#### Work to be completed:
The response should be exactly the number of lines in the material below that contain the word "sidebar".

• • • •

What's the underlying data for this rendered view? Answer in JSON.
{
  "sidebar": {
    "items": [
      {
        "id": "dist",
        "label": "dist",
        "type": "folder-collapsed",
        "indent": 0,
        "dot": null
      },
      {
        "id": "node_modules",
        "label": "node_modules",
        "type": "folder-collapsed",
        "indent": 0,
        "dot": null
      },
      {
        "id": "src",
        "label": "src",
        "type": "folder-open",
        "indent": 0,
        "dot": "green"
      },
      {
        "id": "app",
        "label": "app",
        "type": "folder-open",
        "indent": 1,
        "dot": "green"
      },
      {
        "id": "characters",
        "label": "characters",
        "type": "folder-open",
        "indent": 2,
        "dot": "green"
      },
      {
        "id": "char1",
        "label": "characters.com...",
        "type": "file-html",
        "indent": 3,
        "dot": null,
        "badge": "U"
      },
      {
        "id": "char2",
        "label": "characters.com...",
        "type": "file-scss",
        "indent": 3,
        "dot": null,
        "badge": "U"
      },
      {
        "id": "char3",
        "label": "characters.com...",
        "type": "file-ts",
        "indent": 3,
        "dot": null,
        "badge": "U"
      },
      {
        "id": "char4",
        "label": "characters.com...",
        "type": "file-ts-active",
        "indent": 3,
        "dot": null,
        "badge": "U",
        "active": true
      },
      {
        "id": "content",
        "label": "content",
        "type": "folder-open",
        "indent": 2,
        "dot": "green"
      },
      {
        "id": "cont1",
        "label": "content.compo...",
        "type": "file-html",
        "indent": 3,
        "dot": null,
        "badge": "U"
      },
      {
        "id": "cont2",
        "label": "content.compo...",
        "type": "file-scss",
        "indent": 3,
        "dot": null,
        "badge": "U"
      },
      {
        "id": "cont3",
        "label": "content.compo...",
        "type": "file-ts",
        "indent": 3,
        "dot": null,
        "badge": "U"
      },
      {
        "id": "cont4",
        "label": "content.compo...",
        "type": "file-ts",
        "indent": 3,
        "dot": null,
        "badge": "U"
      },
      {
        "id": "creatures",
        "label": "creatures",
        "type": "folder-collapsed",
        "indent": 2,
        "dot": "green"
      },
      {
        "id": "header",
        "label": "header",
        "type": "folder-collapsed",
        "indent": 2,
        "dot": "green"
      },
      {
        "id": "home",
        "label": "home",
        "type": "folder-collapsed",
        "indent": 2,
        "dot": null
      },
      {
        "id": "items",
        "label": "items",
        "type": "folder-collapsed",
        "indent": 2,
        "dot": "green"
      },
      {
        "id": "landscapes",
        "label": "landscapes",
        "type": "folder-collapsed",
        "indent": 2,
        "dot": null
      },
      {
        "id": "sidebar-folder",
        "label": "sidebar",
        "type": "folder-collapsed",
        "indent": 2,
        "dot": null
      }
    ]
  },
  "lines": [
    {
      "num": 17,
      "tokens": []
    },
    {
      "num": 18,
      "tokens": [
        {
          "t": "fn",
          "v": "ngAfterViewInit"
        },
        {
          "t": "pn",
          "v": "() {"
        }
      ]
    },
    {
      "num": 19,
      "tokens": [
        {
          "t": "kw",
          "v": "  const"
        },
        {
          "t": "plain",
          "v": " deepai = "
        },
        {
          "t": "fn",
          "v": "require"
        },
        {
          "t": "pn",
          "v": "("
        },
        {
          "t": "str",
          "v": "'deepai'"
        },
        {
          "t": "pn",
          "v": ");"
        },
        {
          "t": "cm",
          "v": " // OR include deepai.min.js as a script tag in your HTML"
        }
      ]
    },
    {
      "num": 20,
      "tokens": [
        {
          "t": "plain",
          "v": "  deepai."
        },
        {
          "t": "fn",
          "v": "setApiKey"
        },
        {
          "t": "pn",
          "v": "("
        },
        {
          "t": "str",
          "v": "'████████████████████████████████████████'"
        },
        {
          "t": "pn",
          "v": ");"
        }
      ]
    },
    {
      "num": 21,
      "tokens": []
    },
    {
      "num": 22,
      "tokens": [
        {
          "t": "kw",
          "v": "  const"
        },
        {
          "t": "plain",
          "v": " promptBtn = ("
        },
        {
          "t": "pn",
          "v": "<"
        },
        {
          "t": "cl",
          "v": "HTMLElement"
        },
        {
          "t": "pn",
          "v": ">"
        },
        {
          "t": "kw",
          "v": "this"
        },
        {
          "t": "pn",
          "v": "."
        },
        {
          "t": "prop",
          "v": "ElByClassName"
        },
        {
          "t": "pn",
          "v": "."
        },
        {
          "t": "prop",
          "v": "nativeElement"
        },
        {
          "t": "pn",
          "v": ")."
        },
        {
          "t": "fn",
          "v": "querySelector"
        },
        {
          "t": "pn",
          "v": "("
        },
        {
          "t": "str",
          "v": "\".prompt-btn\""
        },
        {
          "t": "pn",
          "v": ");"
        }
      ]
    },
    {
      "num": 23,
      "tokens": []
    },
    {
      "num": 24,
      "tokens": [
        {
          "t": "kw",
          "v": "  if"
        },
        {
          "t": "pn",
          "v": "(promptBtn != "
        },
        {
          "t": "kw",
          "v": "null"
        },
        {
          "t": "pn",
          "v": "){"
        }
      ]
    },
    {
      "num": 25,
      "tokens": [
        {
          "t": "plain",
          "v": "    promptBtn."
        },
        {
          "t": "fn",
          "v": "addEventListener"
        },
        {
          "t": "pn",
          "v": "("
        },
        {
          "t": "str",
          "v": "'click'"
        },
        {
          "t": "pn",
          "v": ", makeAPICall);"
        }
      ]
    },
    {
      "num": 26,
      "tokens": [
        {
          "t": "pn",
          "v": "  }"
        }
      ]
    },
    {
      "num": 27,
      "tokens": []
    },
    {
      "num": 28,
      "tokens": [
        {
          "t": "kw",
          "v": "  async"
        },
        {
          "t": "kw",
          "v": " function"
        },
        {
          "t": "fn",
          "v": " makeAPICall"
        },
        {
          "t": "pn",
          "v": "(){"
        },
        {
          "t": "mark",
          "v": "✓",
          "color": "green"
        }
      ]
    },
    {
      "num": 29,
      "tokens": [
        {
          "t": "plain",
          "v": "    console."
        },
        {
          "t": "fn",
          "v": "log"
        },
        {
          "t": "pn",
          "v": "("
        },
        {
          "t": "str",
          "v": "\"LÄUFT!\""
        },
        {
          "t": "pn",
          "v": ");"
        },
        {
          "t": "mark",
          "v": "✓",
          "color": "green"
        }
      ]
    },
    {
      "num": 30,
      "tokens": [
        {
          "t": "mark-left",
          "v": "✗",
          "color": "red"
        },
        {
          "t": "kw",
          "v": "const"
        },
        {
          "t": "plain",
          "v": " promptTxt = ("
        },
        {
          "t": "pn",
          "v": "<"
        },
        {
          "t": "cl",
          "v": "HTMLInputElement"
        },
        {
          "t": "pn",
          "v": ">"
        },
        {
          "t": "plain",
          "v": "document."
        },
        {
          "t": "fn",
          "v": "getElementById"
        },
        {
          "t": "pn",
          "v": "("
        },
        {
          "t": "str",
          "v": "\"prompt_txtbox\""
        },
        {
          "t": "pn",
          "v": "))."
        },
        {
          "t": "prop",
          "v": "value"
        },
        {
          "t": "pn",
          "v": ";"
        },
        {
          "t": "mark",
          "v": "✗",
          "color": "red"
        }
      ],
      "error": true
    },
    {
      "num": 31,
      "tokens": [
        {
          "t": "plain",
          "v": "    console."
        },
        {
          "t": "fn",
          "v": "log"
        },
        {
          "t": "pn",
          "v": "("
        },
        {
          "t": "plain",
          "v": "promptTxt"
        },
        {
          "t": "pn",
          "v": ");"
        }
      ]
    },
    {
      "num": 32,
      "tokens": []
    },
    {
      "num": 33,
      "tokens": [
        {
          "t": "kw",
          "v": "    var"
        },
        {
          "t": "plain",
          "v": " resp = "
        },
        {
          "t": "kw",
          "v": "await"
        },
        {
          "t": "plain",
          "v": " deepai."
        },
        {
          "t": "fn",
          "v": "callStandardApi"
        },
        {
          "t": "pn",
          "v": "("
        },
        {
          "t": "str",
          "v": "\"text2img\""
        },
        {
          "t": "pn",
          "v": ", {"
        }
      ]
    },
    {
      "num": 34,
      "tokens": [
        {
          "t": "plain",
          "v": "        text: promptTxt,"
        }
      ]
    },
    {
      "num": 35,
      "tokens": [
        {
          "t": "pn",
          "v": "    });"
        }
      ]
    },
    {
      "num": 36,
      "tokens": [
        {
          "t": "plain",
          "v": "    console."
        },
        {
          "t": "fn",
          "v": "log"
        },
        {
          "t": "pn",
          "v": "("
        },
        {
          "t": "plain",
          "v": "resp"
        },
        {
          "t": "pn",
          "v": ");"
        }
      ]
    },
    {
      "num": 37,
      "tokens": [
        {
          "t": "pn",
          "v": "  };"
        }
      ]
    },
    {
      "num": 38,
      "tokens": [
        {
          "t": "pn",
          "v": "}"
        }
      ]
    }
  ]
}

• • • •

#### Exercise result:
3